> RECORDS FOR THIS EXERCISE:
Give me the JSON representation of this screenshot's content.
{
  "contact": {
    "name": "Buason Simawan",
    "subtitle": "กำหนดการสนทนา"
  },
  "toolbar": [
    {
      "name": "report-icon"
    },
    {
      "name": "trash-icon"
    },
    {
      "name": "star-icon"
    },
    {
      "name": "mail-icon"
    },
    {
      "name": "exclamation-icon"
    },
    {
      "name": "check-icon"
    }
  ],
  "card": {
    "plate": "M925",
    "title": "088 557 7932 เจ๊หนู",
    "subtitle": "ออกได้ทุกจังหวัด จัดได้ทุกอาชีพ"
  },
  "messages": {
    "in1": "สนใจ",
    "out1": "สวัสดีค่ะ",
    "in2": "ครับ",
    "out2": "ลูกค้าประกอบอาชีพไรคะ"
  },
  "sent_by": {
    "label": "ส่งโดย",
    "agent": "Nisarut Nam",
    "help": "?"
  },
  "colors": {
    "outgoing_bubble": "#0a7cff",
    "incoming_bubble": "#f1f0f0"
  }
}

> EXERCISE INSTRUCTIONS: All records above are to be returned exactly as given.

> ANSWER BELOW:
Give me the JSON representation of this screenshot's content.
{
  "contact": {
    "name": "Buason Simawan",
    "subtitle": "กำหนดการสนทนา"
  },
  "toolbar": [
    {
      "name": "report-icon"
    },
    {
      "name": "trash-icon"
    },
    {
      "name": "star-icon"
    },
    {
      "name": "mail-icon"
    },
    {
      "name": "exclamation-icon"
    },
    {
      "name": "check-icon"
    }
  ],
  "card": {
    "plate": "M925",
    "title": "088 557 7932 เจ๊หนู",
    "subtitle": "ออกได้ทุกจังหวัด จัดได้ทุกอาชีพ"
  },
  "messages": {
    "in1": "สนใจ",
    "out1": "สวัสดีค่ะ",
    "in2": "ครับ",
    "out2": "ลูกค้าประกอบอาชีพไรคะ"
  },
  "sent_by": {
    "label": "ส่งโดย",
    "agent": "Nisarut Nam",
    "help": "?"
  },
  "colors": {
    "outgoing_bubble": "#0a7cff",
    "incoming_bubble": "#f1f0f0"
  }
}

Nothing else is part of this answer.